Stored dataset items
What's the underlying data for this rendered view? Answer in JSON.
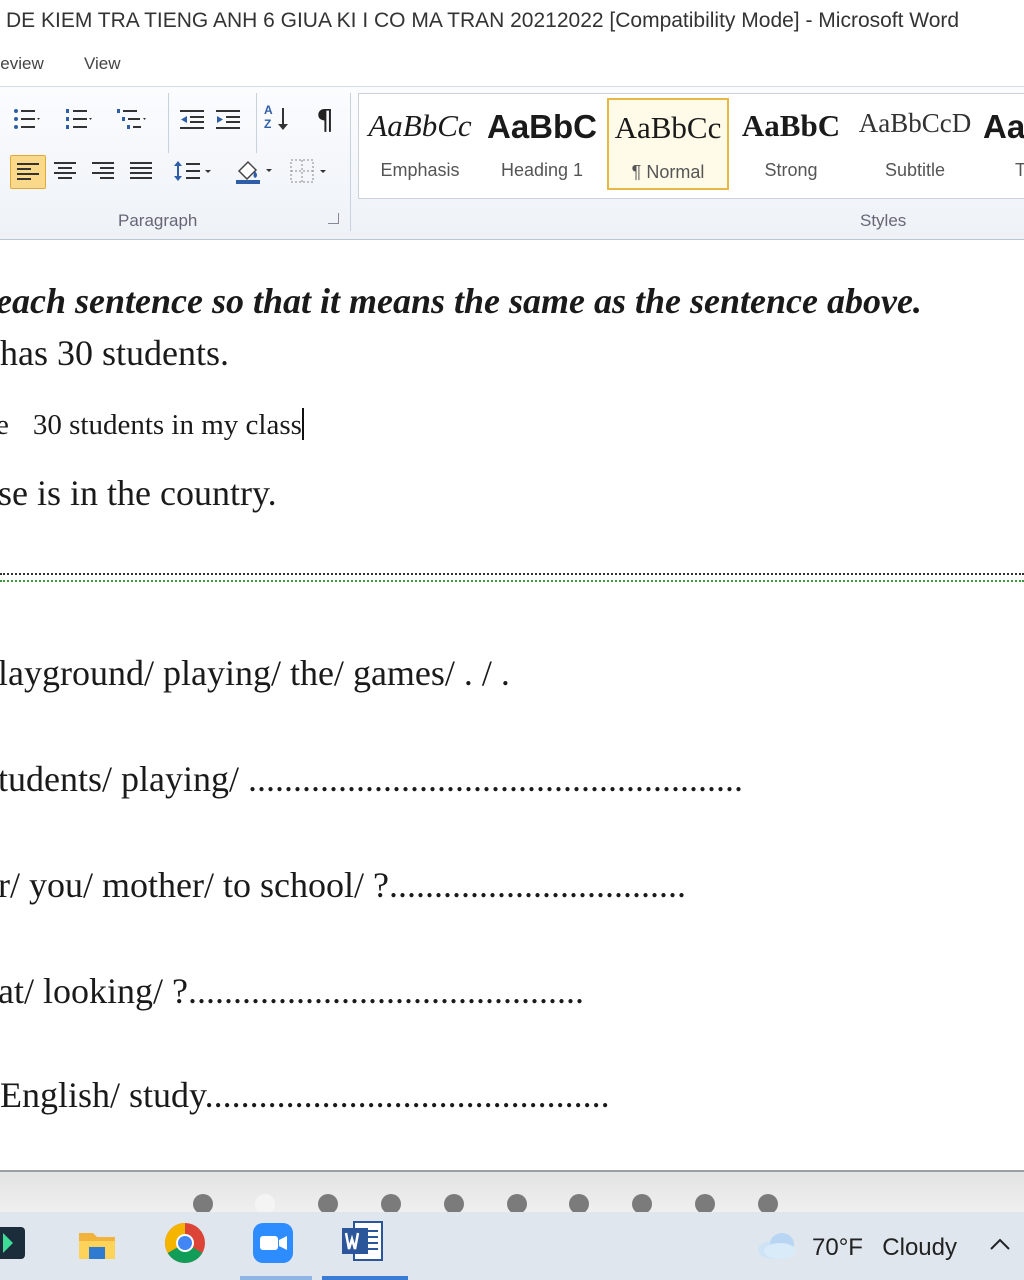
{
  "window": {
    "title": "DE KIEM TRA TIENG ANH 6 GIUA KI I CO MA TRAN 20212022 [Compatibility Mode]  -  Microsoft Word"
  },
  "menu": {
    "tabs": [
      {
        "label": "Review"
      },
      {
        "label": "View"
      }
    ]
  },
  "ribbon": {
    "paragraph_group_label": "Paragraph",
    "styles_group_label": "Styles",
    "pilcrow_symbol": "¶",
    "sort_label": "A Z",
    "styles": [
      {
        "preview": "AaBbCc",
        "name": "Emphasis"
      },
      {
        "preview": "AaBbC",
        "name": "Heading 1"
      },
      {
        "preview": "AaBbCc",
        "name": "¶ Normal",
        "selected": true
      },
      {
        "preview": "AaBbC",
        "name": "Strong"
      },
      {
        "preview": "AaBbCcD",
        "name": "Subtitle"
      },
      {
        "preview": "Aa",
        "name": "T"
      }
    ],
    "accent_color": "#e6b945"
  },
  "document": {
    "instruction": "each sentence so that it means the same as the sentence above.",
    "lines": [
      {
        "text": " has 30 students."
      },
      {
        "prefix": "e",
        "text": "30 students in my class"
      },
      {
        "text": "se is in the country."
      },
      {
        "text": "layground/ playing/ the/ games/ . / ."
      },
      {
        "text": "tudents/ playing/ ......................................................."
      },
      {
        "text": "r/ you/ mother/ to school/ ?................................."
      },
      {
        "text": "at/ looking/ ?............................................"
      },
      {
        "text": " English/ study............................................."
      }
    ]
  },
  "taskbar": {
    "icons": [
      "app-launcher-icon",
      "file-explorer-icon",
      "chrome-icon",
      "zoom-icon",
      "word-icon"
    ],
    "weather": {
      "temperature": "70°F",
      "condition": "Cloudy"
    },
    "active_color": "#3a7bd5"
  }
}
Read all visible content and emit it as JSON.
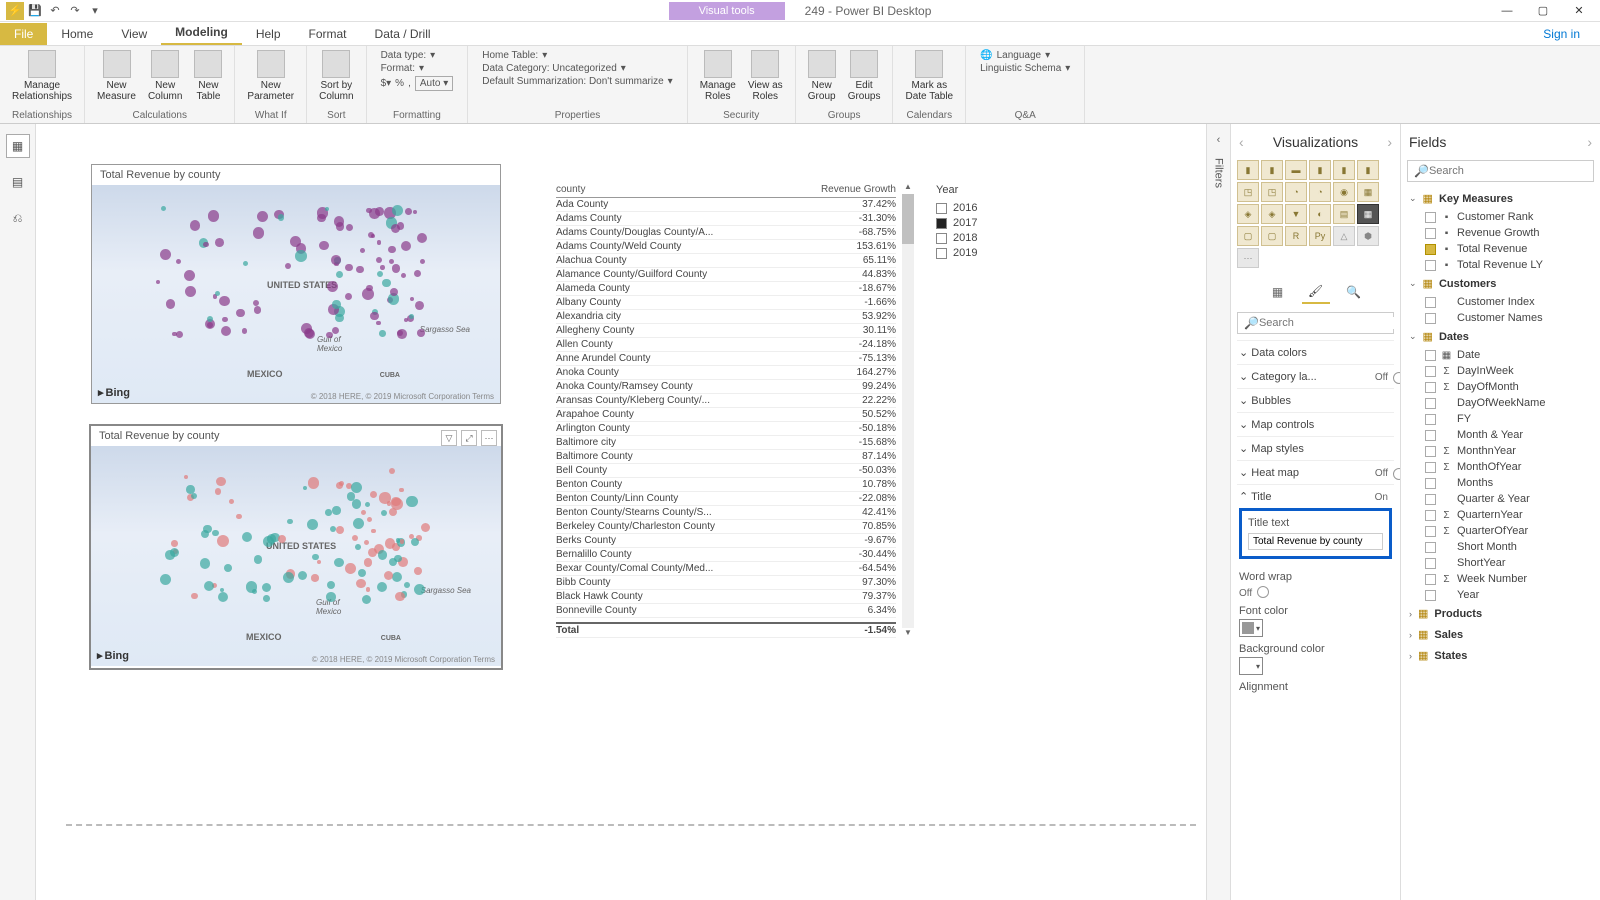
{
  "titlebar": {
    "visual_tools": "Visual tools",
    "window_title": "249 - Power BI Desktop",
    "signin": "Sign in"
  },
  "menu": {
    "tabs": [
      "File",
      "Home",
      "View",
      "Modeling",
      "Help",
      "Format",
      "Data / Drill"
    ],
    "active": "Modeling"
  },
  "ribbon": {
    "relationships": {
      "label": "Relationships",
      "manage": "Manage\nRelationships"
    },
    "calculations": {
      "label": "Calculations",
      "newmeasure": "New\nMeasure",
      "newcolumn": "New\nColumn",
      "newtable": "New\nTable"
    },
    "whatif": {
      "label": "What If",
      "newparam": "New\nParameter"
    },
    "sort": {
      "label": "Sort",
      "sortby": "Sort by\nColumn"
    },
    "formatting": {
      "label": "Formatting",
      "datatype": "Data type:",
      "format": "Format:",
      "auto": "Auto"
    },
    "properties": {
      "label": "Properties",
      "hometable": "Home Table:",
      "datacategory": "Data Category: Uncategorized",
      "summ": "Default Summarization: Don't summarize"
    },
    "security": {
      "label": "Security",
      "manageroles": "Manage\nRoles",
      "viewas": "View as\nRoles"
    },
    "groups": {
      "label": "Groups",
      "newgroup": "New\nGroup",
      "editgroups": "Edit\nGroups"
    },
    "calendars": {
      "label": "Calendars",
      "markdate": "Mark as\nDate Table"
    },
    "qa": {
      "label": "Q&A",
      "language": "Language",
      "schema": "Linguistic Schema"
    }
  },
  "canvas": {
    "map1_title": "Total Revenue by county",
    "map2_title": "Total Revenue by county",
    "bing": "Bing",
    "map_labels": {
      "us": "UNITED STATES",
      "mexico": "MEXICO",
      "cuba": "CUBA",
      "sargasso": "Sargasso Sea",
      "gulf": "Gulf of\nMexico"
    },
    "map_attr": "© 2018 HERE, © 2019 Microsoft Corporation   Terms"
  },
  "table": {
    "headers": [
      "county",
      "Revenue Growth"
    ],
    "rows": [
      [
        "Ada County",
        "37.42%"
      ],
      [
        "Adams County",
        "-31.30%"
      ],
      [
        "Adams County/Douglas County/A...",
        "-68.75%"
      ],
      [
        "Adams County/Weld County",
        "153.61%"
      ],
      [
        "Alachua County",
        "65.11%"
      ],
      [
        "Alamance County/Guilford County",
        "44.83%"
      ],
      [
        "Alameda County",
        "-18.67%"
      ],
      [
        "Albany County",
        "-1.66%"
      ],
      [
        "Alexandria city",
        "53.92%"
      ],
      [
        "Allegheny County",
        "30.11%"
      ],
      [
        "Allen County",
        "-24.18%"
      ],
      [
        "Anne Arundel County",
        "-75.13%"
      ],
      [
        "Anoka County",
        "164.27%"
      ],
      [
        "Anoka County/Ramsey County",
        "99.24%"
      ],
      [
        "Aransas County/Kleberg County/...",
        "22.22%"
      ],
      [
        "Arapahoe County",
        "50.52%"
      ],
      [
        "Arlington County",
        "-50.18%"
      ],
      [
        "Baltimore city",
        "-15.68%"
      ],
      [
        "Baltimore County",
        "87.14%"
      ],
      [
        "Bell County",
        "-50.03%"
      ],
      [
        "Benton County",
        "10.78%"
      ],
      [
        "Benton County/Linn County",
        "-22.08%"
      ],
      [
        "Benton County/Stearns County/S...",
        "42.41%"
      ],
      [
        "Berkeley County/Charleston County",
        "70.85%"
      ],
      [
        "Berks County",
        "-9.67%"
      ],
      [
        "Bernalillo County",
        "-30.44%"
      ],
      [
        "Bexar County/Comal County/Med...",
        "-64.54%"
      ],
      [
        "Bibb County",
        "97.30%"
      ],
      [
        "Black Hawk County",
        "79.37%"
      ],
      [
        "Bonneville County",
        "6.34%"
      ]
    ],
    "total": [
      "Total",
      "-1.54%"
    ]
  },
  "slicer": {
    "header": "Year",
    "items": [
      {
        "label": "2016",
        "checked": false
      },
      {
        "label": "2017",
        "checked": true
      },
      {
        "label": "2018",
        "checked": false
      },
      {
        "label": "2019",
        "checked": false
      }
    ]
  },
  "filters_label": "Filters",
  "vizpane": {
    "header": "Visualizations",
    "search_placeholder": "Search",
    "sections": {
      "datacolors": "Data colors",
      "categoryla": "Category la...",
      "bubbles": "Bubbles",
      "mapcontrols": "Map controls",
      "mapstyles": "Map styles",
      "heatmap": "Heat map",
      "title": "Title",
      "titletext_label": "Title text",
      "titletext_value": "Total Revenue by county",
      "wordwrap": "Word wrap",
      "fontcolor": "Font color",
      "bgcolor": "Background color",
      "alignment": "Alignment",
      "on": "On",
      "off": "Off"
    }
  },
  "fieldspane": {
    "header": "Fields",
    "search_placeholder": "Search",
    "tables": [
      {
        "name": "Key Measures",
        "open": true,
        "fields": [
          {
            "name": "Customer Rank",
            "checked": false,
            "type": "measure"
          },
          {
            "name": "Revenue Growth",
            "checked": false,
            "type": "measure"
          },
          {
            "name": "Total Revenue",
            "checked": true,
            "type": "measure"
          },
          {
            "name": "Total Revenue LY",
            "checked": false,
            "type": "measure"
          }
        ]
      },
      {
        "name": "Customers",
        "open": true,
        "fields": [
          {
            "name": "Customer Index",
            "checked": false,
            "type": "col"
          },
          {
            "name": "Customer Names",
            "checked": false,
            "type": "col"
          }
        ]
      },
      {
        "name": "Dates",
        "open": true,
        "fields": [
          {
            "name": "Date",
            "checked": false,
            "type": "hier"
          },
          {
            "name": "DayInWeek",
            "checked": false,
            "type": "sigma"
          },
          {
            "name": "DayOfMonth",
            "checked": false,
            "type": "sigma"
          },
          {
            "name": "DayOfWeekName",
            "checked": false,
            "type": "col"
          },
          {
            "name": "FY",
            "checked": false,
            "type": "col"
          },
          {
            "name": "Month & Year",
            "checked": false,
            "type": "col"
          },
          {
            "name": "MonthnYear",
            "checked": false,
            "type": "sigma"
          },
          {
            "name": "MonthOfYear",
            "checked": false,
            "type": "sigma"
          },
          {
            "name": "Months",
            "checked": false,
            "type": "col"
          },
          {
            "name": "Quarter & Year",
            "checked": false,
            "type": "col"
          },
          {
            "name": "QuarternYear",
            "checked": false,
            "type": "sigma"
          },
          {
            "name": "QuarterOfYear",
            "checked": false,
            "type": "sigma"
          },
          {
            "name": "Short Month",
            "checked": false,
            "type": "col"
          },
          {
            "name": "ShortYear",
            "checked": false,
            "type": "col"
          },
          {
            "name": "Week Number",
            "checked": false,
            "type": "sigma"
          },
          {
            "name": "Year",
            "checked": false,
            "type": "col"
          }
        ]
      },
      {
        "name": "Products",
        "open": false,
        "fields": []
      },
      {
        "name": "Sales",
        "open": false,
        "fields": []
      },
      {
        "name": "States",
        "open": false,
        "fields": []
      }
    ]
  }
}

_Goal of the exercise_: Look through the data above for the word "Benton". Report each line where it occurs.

_Expected answer_:
        "Benton County",
        "Benton County/Linn County",
        "Benton County/Stearns County/S...",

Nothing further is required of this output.